### [Task]
Run through the records and show each line that includes the string "selected".

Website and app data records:
-------

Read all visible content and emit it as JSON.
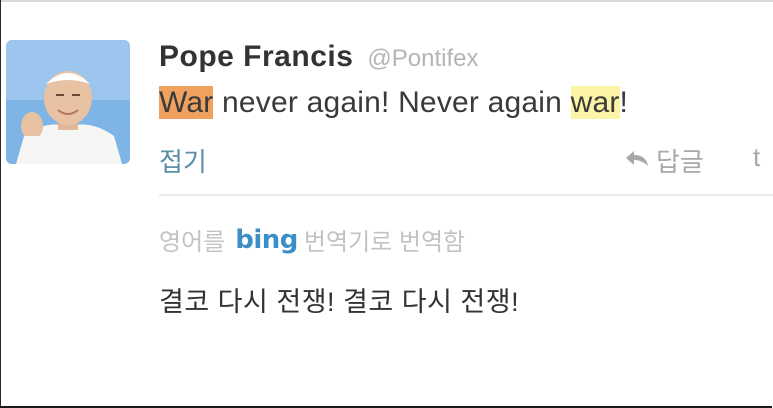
{
  "tweet": {
    "author_name": "Pope Francis",
    "handle": "@Pontifex",
    "text_parts": [
      "War",
      " never again! Never again ",
      "war",
      "!"
    ],
    "highlight_colors": {
      "first": "#f0a15f",
      "second": "#fcf4a6"
    },
    "avatar_icon": "avatar-portrait"
  },
  "actions": {
    "collapse_label": "접기",
    "reply_label": "답글",
    "reply_icon": "reply-arrow-icon",
    "retweet_edge": "t"
  },
  "translation": {
    "prefix": "영어를",
    "brand": "bing",
    "suffix": "번역기로 번역함",
    "text": "결코 다시 전쟁! 결코 다시 전쟁!",
    "brand_color": "#3b8fc6"
  }
}
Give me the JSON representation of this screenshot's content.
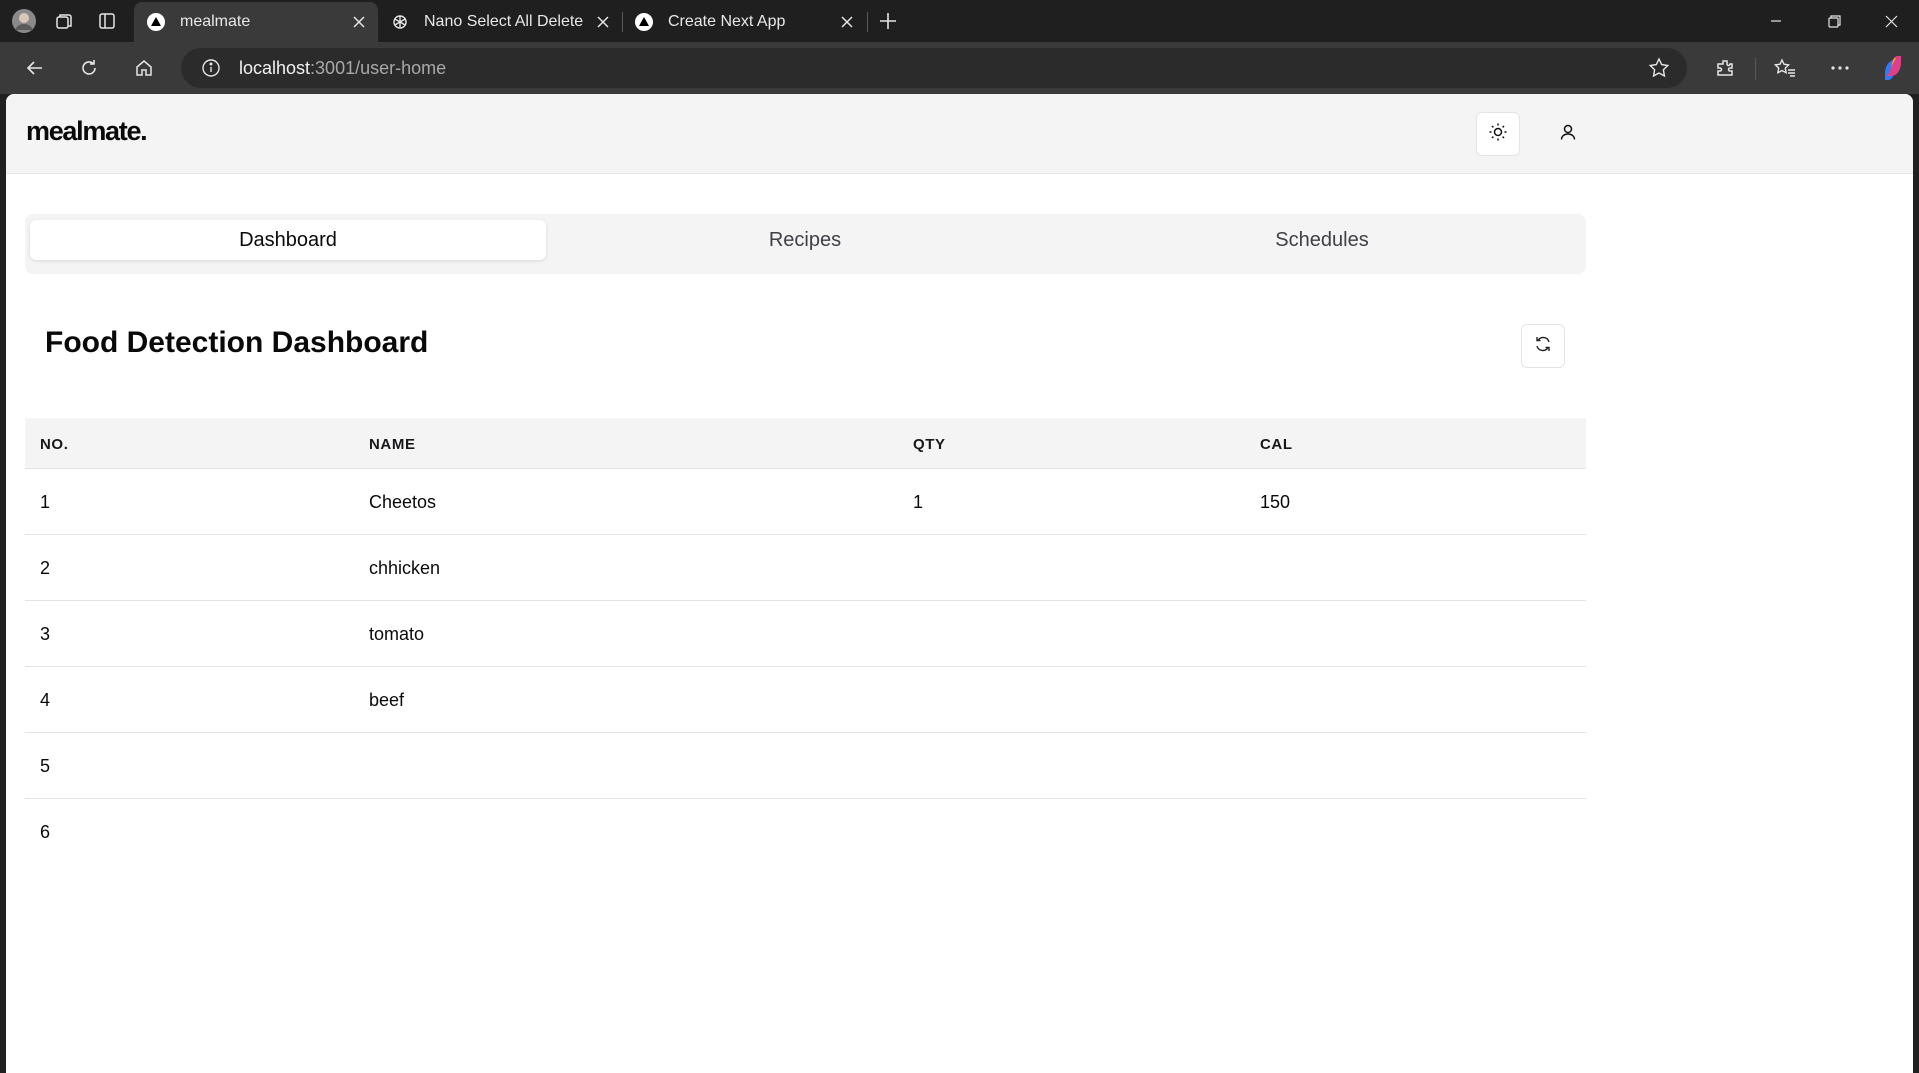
{
  "browser": {
    "tabs": [
      {
        "title": "mealmate",
        "active": true
      },
      {
        "title": "Nano Select All Delete",
        "active": false
      },
      {
        "title": "Create Next App",
        "active": false
      }
    ],
    "address": {
      "host": "localhost",
      "path": ":3001/user-home"
    }
  },
  "app": {
    "logo": "mealmate.",
    "nav_tabs": [
      {
        "label": "Dashboard",
        "selected": true
      },
      {
        "label": "Recipes",
        "selected": false
      },
      {
        "label": "Schedules",
        "selected": false
      }
    ],
    "title": "Food Detection Dashboard",
    "table": {
      "headers": [
        "NO.",
        "NAME",
        "QTY",
        "CAL"
      ],
      "rows": [
        [
          "1",
          "Cheetos",
          "1",
          "150"
        ],
        [
          "2",
          "chhicken",
          "",
          ""
        ],
        [
          "3",
          "tomato",
          "",
          ""
        ],
        [
          "4",
          "beef",
          "",
          ""
        ],
        [
          "5",
          "",
          "",
          ""
        ],
        [
          "6",
          "",
          "",
          ""
        ]
      ]
    }
  },
  "colors": {
    "chrome_dark": "#1f1f1f",
    "toolbar": "#3a3a3a",
    "page_bg": "#ffffff",
    "muted_bg": "#f4f4f5"
  },
  "icons": [
    "profile-avatar-icon",
    "workspaces-icon",
    "tab-actions-icon",
    "favicon-triangle-icon",
    "openai-icon",
    "close-icon",
    "new-tab-icon",
    "minimize-icon",
    "restore-icon",
    "back-icon",
    "reload-icon",
    "home-icon",
    "info-icon",
    "star-icon",
    "extensions-icon",
    "favorites-icon",
    "more-icon",
    "copilot-icon",
    "sun-icon",
    "user-icon",
    "refresh-icon"
  ]
}
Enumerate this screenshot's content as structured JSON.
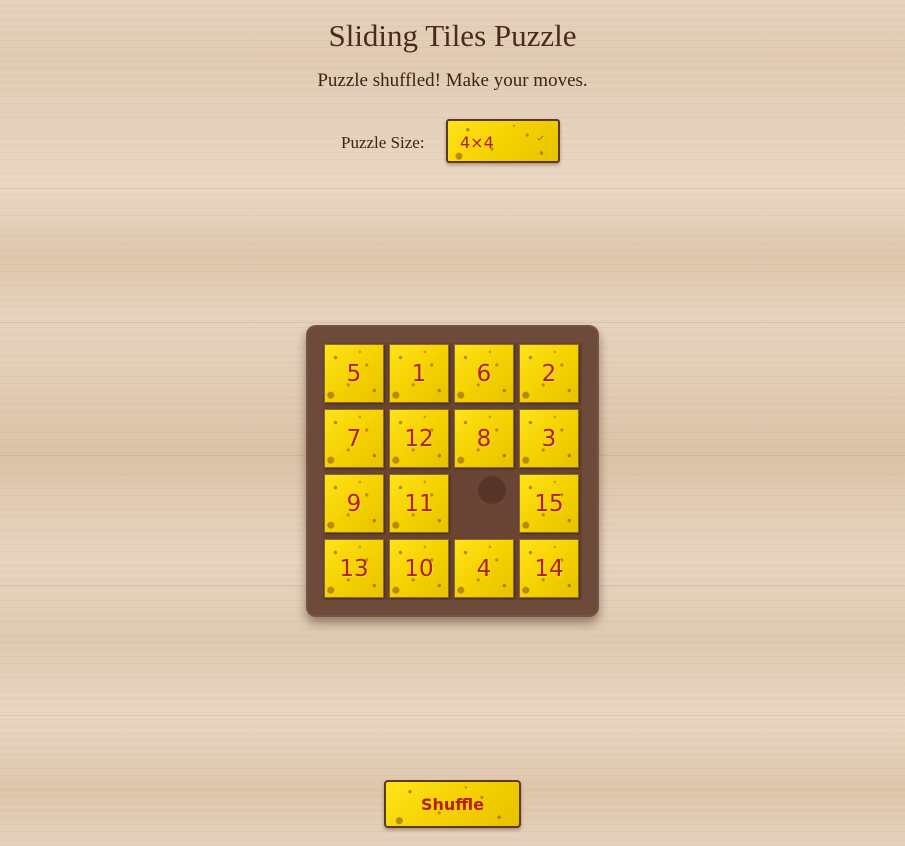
{
  "title": "Sliding Tiles Puzzle",
  "status": "Puzzle shuffled! Make your moves.",
  "size_control": {
    "label": "Puzzle Size:",
    "selected": "4×4",
    "chevron_icon": "chevron-down-icon"
  },
  "board": {
    "rows": 4,
    "cols": 4,
    "tiles": [
      [
        "5",
        "1",
        "6",
        "2"
      ],
      [
        "7",
        "12",
        "8",
        "3"
      ],
      [
        "9",
        "11",
        "",
        "15"
      ],
      [
        "13",
        "10",
        "4",
        "14"
      ]
    ]
  },
  "shuffle_label": "Shuffle",
  "colors": {
    "tile": "#f5d400",
    "tile_text": "#b51f14",
    "board": "#6e4a3b",
    "text": "#3d2314"
  }
}
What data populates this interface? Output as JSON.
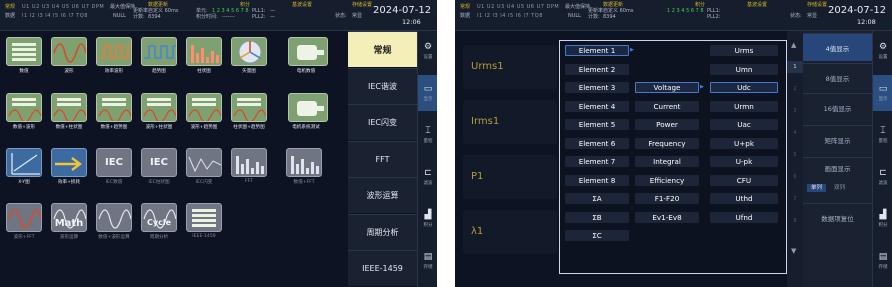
{
  "status": {
    "mode_top": "常规",
    "mode_bottom": "数据",
    "channels_top": [
      "U1",
      "U2",
      "U3",
      "U4",
      "U5",
      "U6",
      "U7",
      "DPM"
    ],
    "channels_bottom": [
      "I1",
      "I2",
      "I3",
      "I4",
      "I5",
      "I6",
      "I7",
      "TQ8"
    ],
    "hold_label": "最大值保持",
    "hold_value": "NULL",
    "update_label": "数据更新",
    "update_rate_label": "更新率:",
    "update_rate_value": "自定义 60ms",
    "count_label": "计数:",
    "count_value": "8394",
    "integ_label": "积分",
    "unit_label": "单元:",
    "integ_time_label": "积分时间:",
    "integ_time_value": "-------",
    "pll_label": "PLL1:",
    "pll2_label": "PLL2:",
    "pll_value": "—",
    "filter_label": "基波设置",
    "store_label": "存储设置",
    "status_label": "状态:",
    "status_value": "常显",
    "date": "2024-07-12",
    "time": "12:06",
    "time_b": "12:08",
    "seg_numbers": [
      "1",
      "2",
      "3",
      "4",
      "5",
      "6",
      "7",
      "8"
    ]
  },
  "screen_a": {
    "tiles": [
      {
        "label": "数值"
      },
      {
        "label": "波形"
      },
      {
        "label": "效率波形"
      },
      {
        "label": "趋势图"
      },
      {
        "label": "柱状图"
      },
      {
        "label": "矢量图"
      },
      {
        "label": "电机数值"
      },
      {
        "label": "数值+波形"
      },
      {
        "label": "数值+柱状图"
      },
      {
        "label": "数值+趋势图"
      },
      {
        "label": "波形+柱状图"
      },
      {
        "label": "波形+趋势图"
      },
      {
        "label": "柱状图+趋势图"
      },
      {
        "label": "电机系统测试"
      },
      {
        "label": "X-Y图"
      },
      {
        "label": "效率+损耗"
      },
      {
        "label": "IEC数值"
      },
      {
        "label": "IEC柱状图"
      },
      {
        "label": "IEC闪变"
      },
      {
        "label": "FFT"
      },
      {
        "label": "数值+FFT"
      },
      {
        "label": "波形+FFT"
      },
      {
        "label": "波形运算"
      },
      {
        "label": "数值+波形运算"
      },
      {
        "label": "周期分析"
      },
      {
        "label": "IEEE-1459"
      }
    ],
    "tile_texts": {
      "iec": "IEC",
      "math": "Math",
      "cycle": "Cycle"
    },
    "menu": [
      "常规",
      "IEC谐波",
      "IEC闪变",
      "FFT",
      "波形运算",
      "周期分析",
      "IEEE-1459"
    ],
    "sidebar": [
      {
        "icon": "⚙",
        "label": "设置"
      },
      {
        "icon": "▭",
        "label": "显示"
      },
      {
        "icon": "⌶",
        "label": "量程"
      },
      {
        "icon": "⊏",
        "label": "滤波"
      },
      {
        "icon": "▟",
        "label": "积分"
      },
      {
        "icon": "▤",
        "label": "存储"
      }
    ]
  },
  "screen_b": {
    "panels": [
      "Urms1",
      "Irms1",
      "P1",
      "λ1"
    ],
    "col1": [
      "Element 1",
      "Element 2",
      "Element 3",
      "Element 4",
      "Element 5",
      "Element 6",
      "Element 7",
      "Element 8",
      "ΣA",
      "ΣB",
      "ΣC"
    ],
    "col2": [
      "Voltage",
      "Current",
      "Power",
      "Frequency",
      "Integral",
      "Efficiency",
      "F1-F20",
      "Ev1-Ev8"
    ],
    "col3": [
      "Urms",
      "Umn",
      "Udc",
      "Urmn",
      "Uac",
      "U+pk",
      "U-pk",
      "CFU",
      "Uthd",
      "Ufnd"
    ],
    "menu": [
      "4值显示",
      "8值显示",
      "16值显示",
      "矩阵显示",
      "画面显示",
      "数据项复位"
    ],
    "seg": [
      "单列",
      "双列"
    ]
  },
  "colors": {
    "accent_yellow": "#f4efb8",
    "active_blue": "#2a4f80",
    "panel_label": "#b89a3d",
    "tile_green": "#7fa070"
  }
}
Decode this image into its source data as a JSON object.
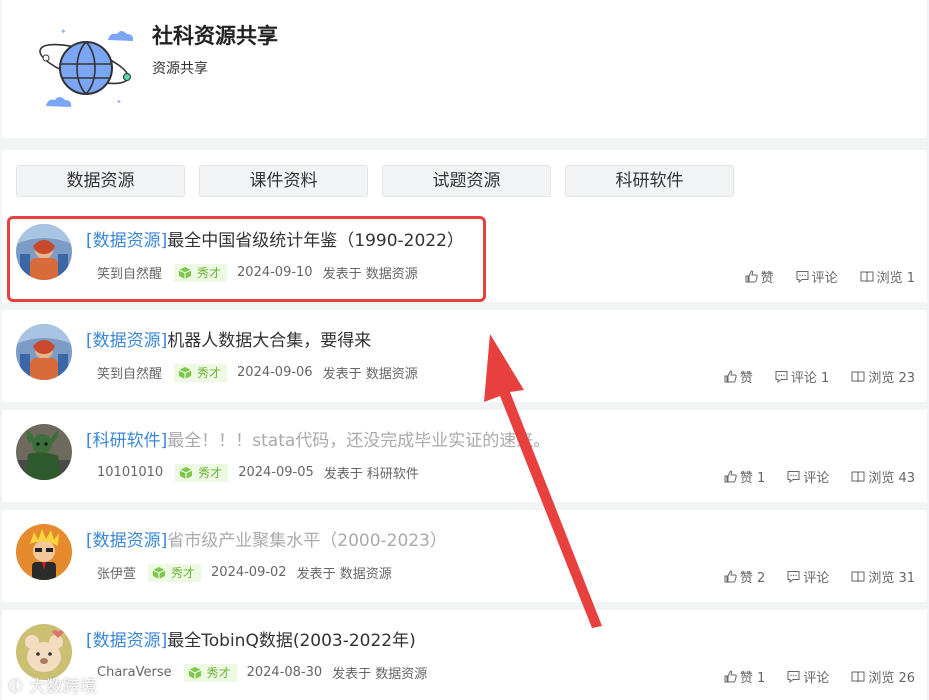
{
  "group": {
    "title": "社科资源共享",
    "subtitle": "资源共享"
  },
  "tabs": [
    {
      "label": "数据资源"
    },
    {
      "label": "课件资料"
    },
    {
      "label": "试题资源"
    },
    {
      "label": "科研软件"
    }
  ],
  "posts": [
    {
      "category": "[数据资源]",
      "title": "最全中国省级统计年鉴（1990-2022）",
      "faded": false,
      "author": "笑到自然醒",
      "badge": "秀才",
      "date": "2024-09-10",
      "source": "发表于 数据资源",
      "likes": "赞",
      "comments": "评论",
      "views": "浏览 1"
    },
    {
      "category": "[数据资源]",
      "title": "机器人数据大合集，要得来",
      "faded": false,
      "author": "笑到自然醒",
      "badge": "秀才",
      "date": "2024-09-06",
      "source": "发表于 数据资源",
      "likes": "赞",
      "comments": "评论 1",
      "views": "浏览 23"
    },
    {
      "category": "[科研软件]",
      "title": "最全！！！stata代码，还没完成毕业实证的速来。",
      "faded": true,
      "author": "10101010",
      "badge": "秀才",
      "date": "2024-09-05",
      "source": "发表于 科研软件",
      "likes": "赞 1",
      "comments": "评论",
      "views": "浏览 43"
    },
    {
      "category": "[数据资源]",
      "title": "省市级产业聚集水平（2000-2023）",
      "faded": true,
      "author": "张伊萱",
      "badge": "秀才",
      "date": "2024-09-02",
      "source": "发表于 数据资源",
      "likes": "赞 2",
      "comments": "评论",
      "views": "浏览 31"
    },
    {
      "category": "[数据资源]",
      "title": "最全TobinQ数据(2003-2022年)",
      "faded": false,
      "author": "CharaVerse",
      "badge": "秀才",
      "date": "2024-08-30",
      "source": "发表于 数据资源",
      "likes": "赞 1",
      "comments": "评论",
      "views": "浏览 26"
    }
  ],
  "watermark": "大数跨境",
  "colors": {
    "category": "#3a87d6",
    "highlight": "#e8403e",
    "badge_bg": "#eef9e3",
    "badge_text": "#6cb53a"
  }
}
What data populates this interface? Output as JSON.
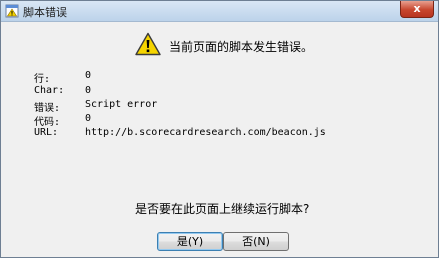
{
  "window": {
    "title": "脚本错误",
    "close_label": "x"
  },
  "header": {
    "message": "当前页面的脚本发生错误。"
  },
  "details": [
    {
      "label": "行:",
      "value": "0"
    },
    {
      "label": "Char:",
      "value": "0"
    },
    {
      "label": "错误:",
      "value": "Script error"
    },
    {
      "label": "代码:",
      "value": "0"
    },
    {
      "label": "URL:",
      "value": "http://b.scorecardresearch.com/beacon.js"
    }
  ],
  "question": "是否要在此页面上继续运行脚本?",
  "buttons": {
    "yes_label": "是(Y)",
    "no_label": "否(N)"
  },
  "icons": {
    "title": "script-error-icon",
    "warning": "warning-icon",
    "close": "close-icon"
  },
  "colors": {
    "warning_fill": "#f5d400",
    "title_gradient_top": "#d9e7f5",
    "close_red": "#c7462e"
  }
}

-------

### [Task answer]
        "selected": true
        "selected": false
        "selected": false
    "selected": "4×4",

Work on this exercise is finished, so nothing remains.